Mark Seidenberg of Anchorage, Alaska
Mark Seidenberg of Anchorage, Alaska
4 months ago

The report Jack N. Anderson reported in the Daily News on September 13, 1981 that “[o]ne of the strangths of Wrangel Island is the near hopeless confusion that surrounds it. Authorities can’t agree on its size.” The Alaska DNR gave it 1,740 square miles in July 1988. The USGS in 1932 gave the area as 2,925 square miles. Yet SurferToday gave the area as 3,037 square miles while other current sources state it is about the size of Crete. Crete island is listed on line as either 3,219 or 3,260 square miles. Any one out there that knows the area… Read more »

Mark Seidenberg of Anchorage, Alaska
Mark Seidenberg of Anchorage, Alaska
4 months ago

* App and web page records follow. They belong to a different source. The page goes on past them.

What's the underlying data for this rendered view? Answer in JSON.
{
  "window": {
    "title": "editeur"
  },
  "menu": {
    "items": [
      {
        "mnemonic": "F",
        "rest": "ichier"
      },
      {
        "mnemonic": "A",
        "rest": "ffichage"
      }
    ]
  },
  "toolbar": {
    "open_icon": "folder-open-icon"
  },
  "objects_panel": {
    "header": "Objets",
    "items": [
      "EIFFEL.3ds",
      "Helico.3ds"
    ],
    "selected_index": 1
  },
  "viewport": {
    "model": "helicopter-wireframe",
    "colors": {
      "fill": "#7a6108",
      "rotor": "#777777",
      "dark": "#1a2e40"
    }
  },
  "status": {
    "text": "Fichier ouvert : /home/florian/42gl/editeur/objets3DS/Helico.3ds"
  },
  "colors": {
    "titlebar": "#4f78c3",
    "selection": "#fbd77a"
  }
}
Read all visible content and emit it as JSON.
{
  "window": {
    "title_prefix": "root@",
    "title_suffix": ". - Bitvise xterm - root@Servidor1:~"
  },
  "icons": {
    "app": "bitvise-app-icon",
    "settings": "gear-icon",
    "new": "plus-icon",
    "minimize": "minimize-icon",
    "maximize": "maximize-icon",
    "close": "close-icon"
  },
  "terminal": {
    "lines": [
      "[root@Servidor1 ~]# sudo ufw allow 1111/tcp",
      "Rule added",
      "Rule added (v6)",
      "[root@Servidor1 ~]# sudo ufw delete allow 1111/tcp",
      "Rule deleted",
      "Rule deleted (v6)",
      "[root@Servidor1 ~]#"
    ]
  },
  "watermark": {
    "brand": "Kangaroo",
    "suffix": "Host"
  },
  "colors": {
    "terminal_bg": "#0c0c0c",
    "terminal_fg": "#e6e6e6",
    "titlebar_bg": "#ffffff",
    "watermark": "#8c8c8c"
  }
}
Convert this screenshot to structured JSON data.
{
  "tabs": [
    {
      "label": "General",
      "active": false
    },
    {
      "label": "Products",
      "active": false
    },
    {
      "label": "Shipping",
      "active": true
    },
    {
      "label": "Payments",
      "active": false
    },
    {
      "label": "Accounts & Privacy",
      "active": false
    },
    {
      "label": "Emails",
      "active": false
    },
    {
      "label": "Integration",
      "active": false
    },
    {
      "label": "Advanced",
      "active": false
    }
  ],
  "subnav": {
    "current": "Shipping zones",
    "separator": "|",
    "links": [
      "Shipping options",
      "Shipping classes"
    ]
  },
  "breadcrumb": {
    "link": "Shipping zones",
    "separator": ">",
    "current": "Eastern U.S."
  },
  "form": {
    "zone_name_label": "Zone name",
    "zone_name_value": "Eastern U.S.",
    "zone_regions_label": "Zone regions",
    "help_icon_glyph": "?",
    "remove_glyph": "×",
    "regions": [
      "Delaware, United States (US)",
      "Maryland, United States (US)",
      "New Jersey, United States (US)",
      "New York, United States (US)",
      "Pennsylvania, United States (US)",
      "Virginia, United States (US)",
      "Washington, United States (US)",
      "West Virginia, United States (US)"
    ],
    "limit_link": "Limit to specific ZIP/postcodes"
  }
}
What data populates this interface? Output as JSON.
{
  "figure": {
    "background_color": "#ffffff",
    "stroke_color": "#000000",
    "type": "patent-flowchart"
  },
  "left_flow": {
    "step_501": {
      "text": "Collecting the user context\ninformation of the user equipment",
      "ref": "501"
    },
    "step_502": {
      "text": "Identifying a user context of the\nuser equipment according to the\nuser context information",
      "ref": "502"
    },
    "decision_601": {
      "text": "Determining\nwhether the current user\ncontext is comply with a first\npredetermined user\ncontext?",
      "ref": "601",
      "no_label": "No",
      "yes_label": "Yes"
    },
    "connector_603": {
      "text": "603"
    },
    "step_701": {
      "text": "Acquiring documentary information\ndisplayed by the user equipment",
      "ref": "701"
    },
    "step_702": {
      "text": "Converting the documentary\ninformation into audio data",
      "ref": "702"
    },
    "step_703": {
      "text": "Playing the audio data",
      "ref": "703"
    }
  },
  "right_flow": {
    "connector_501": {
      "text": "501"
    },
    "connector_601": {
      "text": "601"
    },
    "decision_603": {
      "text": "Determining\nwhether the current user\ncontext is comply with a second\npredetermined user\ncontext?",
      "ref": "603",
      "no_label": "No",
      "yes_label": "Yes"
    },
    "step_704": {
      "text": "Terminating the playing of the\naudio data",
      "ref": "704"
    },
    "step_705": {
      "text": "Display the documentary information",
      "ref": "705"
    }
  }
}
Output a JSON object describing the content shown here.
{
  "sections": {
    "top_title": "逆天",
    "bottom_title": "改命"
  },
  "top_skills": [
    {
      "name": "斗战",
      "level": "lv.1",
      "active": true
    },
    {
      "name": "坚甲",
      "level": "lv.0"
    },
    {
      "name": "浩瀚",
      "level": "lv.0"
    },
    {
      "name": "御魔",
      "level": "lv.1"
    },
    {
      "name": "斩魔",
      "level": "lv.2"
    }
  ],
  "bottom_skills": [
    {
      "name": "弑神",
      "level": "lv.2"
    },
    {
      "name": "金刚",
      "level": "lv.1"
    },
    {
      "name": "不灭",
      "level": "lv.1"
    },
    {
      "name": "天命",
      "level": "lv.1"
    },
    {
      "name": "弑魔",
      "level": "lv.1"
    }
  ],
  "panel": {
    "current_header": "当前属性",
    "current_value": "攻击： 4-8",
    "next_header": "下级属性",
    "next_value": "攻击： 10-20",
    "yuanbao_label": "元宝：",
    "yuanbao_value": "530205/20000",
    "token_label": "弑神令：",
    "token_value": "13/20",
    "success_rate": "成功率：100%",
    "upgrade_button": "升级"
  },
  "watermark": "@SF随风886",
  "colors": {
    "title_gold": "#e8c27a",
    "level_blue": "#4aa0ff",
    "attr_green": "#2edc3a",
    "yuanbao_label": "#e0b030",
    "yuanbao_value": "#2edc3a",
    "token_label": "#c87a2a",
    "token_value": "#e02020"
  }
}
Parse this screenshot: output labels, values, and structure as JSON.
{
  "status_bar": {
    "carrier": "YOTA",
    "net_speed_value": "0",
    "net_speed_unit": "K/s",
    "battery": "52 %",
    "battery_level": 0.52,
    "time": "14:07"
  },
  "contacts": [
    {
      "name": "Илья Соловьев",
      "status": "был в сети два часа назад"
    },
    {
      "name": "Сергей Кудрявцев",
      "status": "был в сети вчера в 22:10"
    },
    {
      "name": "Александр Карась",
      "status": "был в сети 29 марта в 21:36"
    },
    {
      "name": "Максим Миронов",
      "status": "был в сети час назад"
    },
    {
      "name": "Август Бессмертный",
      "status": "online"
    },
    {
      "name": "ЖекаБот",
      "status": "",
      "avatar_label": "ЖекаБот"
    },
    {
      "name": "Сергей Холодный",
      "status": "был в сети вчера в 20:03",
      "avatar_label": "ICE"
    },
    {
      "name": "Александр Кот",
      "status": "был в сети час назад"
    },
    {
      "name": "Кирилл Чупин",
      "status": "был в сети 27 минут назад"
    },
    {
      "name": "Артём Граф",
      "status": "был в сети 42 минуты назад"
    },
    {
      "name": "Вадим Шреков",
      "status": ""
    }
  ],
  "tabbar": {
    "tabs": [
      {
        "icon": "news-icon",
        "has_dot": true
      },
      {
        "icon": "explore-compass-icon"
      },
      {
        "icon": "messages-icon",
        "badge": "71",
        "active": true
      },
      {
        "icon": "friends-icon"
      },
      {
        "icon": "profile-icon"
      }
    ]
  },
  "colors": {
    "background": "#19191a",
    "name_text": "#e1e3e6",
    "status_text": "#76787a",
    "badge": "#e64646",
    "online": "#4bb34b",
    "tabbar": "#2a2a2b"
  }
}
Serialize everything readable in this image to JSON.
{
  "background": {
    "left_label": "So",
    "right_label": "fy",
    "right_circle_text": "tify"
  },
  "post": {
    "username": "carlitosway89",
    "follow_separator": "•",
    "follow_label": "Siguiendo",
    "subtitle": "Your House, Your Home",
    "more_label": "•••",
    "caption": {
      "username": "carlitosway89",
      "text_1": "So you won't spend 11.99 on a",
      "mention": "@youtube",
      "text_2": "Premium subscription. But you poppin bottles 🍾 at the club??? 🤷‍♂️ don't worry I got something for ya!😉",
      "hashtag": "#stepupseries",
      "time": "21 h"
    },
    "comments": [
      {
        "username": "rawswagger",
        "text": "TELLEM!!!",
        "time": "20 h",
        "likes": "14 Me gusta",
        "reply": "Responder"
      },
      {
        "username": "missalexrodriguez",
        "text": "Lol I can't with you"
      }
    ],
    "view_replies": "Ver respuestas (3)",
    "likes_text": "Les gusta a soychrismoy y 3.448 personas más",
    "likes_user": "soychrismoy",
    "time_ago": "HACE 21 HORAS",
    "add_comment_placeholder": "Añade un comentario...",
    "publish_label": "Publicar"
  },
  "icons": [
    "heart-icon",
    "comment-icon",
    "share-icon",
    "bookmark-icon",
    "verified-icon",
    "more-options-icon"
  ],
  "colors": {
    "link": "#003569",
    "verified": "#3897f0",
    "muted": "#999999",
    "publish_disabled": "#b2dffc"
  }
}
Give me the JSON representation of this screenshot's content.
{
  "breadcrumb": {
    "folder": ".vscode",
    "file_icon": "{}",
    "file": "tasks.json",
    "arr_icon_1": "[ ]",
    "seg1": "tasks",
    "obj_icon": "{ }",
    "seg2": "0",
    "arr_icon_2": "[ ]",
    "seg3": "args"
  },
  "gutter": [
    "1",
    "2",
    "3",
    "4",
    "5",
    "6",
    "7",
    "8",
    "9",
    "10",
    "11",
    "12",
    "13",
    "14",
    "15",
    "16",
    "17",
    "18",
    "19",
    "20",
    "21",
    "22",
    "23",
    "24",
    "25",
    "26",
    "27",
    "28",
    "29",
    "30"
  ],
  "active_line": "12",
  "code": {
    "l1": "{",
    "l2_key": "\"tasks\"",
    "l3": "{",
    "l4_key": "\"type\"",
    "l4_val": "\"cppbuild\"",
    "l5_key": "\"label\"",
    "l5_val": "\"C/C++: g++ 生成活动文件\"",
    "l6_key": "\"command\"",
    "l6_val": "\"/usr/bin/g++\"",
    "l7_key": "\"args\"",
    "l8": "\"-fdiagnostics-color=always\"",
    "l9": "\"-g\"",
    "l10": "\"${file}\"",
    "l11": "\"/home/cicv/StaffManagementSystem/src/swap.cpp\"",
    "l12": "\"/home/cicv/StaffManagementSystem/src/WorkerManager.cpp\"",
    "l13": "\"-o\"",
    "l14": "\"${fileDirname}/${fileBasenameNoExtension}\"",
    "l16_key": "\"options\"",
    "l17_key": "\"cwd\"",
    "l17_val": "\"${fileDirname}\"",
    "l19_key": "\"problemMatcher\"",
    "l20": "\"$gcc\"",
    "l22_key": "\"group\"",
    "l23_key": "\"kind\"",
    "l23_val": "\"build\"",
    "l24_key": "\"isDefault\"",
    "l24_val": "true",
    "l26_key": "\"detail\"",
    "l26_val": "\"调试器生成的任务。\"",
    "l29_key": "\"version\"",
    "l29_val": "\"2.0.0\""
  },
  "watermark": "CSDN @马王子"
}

It was on 17 December 1883 that US Senator Benjamin Harrison told Ezra W. Clark, Jr. he wanted five islands that were to the North of Siberia added to Alaska. That took place at a meeting of the Alaska Board of the US Department of the Treasury on 17 May 1884. The authority for those addition to Alaska was Section 1 of the Harrison Alaska Organic Act. It was on 17 February 1868 that POTUS Andrew Johnson by memorandum to Secretary of State William H. Seward informed him he wanted “Wrangell’s Land” a possession of the United States. It 1880… Read more »